* **Task description**
Copy out the listing below so that each line matches exactly.
───
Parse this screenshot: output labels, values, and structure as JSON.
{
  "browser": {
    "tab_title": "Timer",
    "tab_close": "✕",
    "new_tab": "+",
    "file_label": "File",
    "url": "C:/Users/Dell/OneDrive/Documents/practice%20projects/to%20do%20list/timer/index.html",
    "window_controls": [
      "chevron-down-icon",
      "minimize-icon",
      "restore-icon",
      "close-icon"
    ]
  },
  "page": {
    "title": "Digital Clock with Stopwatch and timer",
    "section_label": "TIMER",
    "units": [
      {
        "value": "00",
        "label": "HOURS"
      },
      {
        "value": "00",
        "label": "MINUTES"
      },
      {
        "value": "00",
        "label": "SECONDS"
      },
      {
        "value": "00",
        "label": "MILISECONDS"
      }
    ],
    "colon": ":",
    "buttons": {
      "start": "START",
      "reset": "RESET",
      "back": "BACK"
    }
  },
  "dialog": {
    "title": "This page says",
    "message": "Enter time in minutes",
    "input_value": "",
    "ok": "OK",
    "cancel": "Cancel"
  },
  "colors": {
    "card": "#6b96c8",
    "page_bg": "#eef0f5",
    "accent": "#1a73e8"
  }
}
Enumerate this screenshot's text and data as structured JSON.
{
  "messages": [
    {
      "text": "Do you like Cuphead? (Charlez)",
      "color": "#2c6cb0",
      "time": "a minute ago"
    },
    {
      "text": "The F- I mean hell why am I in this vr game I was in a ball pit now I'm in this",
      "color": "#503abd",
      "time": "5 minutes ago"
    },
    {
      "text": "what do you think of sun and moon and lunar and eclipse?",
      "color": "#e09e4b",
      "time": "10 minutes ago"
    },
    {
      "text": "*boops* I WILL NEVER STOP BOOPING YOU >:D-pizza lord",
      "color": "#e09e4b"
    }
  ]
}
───
* **Answer box**
Parse this screenshot: output labels, values, and structure as JSON.
{
  "browser": {
    "tab_title": "Timer",
    "tab_close": "✕",
    "new_tab": "+",
    "file_label": "File",
    "url": "C:/Users/Dell/OneDrive/Documents/practice%20projects/to%20do%20list/timer/index.html",
    "window_controls": [
      "chevron-down-icon",
      "minimize-icon",
      "restore-icon",
      "close-icon"
    ]
  },
  "page": {
    "title": "Digital Clock with Stopwatch and timer",
    "section_label": "TIMER",
    "units": [
      {
        "value": "00",
        "label": "HOURS"
      },
      {
        "value": "00",
        "label": "MINUTES"
      },
      {
        "value": "00",
        "label": "SECONDS"
      },
      {
        "value": "00",
        "label": "MILISECONDS"
      }
    ],
    "colon": ":",
    "buttons": {
      "start": "START",
      "reset": "RESET",
      "back": "BACK"
    }
  },
  "dialog": {
    "title": "This page says",
    "message": "Enter time in minutes",
    "input_value": "",
    "ok": "OK",
    "cancel": "Cancel"
  },
  "colors": {
    "card": "#6b96c8",
    "page_bg": "#eef0f5",
    "accent": "#1a73e8"
  }
}
Enumerate this screenshot's text and data as structured JSON.
{
  "messages": [
    {
      "text": "Do you like Cuphead? (Charlez)",
      "color": "#2c6cb0",
      "time": "a minute ago"
    },
    {
      "text": "The F- I mean hell why am I in this vr game I was in a ball pit now I'm in this",
      "color": "#503abd",
      "time": "5 minutes ago"
    },
    {
      "text": "what do you think of sun and moon and lunar and eclipse?",
      "color": "#e09e4b",
      "time": "10 minutes ago"
    },
    {
      "text": "*boops* I WILL NEVER STOP BOOPING YOU >:D-pizza lord",
      "color": "#e09e4b"
    }
  ]
}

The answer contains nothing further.